The Online Travel Agencies (OTA) are an important part of the travel distribution story. Today's feature is Expedia.
Expedia began as a skunk works project within Microsoft, with then 29 year old [dare I say "pup"], Rich Barton at the helm.
Unlike its competitors over the years, there were NO airline investors in Expedia. The site was powered by Worldspan, then owned by Northwest, Delta and TWA. To say they have come a long way is an understatement.
In 1999, amongst a field of over 46,000 travel agencies, Expedia had already risen to #25. Astounding to say the least. By 2000, they had hit the Top 10 (per the Travel Weekly Power List).
While the company was public, Barry Diller (USA Interactive at the time) took an interest and started buying up stock. In 2002, he acquired full interest in Expedia for $3.3 billion and rolled the assets into a new business unit at IAC, dedicated to travel. That unit included Expedia, Hotels.com, Hotwire and Interval International. Diller put another young pup, IAC CFO Dara Khosrowshahi at the helm to prepare IAC Travel for the spinoff into Expedia Inc. Dara is now 41 years old.

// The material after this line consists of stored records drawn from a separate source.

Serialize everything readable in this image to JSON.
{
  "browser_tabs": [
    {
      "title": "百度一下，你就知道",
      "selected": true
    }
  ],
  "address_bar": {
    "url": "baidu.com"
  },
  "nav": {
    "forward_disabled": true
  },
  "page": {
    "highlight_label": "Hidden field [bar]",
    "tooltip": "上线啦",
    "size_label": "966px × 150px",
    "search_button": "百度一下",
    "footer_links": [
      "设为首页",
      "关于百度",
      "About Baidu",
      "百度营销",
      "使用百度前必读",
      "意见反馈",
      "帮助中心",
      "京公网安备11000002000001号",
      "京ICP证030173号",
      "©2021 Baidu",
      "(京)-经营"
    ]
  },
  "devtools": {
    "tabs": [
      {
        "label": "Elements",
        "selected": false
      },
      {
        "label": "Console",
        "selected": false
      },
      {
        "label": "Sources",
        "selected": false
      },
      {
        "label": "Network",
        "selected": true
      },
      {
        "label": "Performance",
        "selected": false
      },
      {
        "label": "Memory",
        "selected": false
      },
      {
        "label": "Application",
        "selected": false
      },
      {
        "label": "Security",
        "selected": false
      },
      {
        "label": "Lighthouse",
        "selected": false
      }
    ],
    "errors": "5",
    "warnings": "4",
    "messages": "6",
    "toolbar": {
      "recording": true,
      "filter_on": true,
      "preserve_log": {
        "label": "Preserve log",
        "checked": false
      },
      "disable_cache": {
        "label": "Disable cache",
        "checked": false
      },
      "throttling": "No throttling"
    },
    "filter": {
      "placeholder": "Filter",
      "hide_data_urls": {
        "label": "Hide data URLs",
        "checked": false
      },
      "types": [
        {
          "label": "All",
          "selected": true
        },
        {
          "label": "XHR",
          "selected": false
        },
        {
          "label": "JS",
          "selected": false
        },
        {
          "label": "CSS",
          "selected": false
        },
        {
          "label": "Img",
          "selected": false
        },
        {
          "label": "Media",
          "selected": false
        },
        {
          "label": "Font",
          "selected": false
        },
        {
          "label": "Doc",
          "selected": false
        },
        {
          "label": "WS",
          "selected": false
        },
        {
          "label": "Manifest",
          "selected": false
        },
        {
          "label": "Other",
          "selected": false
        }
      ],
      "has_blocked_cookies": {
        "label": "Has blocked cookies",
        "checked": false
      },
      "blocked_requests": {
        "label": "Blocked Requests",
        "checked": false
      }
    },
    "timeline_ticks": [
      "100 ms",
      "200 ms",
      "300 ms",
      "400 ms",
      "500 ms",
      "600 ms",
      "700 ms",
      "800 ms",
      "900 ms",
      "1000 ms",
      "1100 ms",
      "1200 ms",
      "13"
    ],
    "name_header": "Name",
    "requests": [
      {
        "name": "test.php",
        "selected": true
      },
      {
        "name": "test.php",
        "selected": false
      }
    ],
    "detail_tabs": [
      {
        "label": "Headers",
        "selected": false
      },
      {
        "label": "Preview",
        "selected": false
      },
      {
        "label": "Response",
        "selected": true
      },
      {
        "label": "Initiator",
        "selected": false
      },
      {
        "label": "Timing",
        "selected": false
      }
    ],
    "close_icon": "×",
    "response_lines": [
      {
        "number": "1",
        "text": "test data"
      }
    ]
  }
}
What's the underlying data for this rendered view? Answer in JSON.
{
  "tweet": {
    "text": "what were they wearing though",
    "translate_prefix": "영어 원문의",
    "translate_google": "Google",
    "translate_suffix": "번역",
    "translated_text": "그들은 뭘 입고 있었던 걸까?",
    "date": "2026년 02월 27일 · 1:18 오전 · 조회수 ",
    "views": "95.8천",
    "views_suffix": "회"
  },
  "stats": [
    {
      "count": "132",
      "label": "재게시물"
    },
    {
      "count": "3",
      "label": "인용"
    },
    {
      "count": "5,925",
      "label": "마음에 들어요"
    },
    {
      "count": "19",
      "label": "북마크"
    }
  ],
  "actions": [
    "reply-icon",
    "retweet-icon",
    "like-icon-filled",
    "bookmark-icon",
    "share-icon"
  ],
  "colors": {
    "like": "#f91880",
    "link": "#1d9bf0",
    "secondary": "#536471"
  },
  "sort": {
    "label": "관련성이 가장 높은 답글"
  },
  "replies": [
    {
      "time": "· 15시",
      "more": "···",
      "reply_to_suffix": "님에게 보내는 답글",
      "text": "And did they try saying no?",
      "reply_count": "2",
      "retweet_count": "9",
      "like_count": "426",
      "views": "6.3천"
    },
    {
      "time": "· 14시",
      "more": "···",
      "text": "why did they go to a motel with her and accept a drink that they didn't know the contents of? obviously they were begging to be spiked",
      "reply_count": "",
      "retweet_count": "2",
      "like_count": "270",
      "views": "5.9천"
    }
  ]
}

In 2004, Expedia expanded its GDS relationships to include a deal with both Amadeus and Sabre.
In 2005, the spinoff was complete and IAC Travel (excluding Interval International) became the foundation for Expedia, Inc. Dara remained at the helm.
By 2010, following a number of acquisitions and the launch of Corporate Expedia (later renamed Egencia), Expedia moved into the number one agency slot worldwide, ahead of both American Express and Carlson Companies.
Expedia currently sports a market cap of $7.47 billion, just under the market cap of the merged Delta/Northwest entity. Expedia plans to spin off Trip Advisor this fall.
Barry Diller is still the Chairman of the Board.
Expedia is the #3 ranking Travel Site (as of the week of June 4th) based on Hitwise statistics. Expedia is neck and neck with Priceline. The only other OTA in the top 10 is Orbitz.
Next up on the Travel Industry Pedigree Series: Travelocity